# WORK INSTRUCTION
Return each line in the records below that includes "title".

# GIVEN DATA
'''

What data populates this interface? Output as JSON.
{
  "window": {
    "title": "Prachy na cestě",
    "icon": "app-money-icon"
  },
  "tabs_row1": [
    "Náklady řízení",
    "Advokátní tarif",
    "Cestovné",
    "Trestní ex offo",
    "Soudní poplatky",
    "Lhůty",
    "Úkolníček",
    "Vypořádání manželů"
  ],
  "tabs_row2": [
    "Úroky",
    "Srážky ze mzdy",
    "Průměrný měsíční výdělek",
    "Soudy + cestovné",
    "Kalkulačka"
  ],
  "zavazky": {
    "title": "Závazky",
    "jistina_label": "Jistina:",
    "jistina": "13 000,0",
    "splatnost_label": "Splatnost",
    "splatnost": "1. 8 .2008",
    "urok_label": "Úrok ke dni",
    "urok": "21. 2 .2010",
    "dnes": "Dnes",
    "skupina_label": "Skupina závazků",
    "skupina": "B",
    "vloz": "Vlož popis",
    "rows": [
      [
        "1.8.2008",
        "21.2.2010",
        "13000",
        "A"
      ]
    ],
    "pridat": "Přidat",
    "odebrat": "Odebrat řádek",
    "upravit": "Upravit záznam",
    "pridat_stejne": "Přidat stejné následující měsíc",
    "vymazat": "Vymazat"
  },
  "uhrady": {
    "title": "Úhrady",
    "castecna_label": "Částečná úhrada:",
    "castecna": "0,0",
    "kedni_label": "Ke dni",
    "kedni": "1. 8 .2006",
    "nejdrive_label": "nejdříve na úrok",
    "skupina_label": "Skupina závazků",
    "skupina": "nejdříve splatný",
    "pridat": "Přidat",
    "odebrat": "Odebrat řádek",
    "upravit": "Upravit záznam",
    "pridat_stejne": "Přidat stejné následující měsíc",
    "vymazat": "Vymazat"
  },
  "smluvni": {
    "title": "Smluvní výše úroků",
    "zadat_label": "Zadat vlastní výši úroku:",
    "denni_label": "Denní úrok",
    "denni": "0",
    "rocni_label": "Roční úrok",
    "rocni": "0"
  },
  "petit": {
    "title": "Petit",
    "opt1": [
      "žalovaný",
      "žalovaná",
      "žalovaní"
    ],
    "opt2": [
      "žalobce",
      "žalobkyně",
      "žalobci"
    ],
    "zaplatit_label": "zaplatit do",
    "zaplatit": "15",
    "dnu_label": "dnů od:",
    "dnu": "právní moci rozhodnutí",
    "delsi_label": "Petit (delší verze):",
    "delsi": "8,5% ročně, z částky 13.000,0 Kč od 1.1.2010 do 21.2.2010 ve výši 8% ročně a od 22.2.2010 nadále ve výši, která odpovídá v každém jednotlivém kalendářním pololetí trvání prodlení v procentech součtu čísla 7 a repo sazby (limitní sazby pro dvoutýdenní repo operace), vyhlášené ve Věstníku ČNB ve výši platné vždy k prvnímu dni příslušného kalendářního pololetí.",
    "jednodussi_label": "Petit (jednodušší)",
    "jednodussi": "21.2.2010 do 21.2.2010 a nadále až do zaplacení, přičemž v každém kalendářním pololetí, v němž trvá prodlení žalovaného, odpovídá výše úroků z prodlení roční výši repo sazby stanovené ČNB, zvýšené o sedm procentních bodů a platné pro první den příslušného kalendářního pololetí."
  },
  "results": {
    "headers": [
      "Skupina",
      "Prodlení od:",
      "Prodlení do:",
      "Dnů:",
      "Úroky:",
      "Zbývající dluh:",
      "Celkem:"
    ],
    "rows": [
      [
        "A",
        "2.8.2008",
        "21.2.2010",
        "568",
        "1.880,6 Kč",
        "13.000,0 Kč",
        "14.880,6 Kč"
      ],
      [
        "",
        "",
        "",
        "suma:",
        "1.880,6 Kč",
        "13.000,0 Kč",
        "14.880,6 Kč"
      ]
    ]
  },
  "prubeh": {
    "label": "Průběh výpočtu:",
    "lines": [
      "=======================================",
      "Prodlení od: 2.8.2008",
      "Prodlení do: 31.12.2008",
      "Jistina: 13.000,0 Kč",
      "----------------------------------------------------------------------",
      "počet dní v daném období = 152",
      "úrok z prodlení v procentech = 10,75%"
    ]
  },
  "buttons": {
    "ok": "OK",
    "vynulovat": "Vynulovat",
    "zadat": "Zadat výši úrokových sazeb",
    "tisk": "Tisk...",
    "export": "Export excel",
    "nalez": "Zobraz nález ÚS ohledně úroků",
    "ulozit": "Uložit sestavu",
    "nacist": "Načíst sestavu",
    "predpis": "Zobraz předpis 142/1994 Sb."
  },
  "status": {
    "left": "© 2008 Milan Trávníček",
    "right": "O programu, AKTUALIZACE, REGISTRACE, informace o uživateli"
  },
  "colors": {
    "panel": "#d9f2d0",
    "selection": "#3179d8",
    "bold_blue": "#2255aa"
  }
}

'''

# EXERCISE OUTPUT
    "title": "Prachy na cestě",
    "title": "Závazky",
    "title": "Úhrady",
    "title": "Smluvní výše úroků",
    "title": "Petit",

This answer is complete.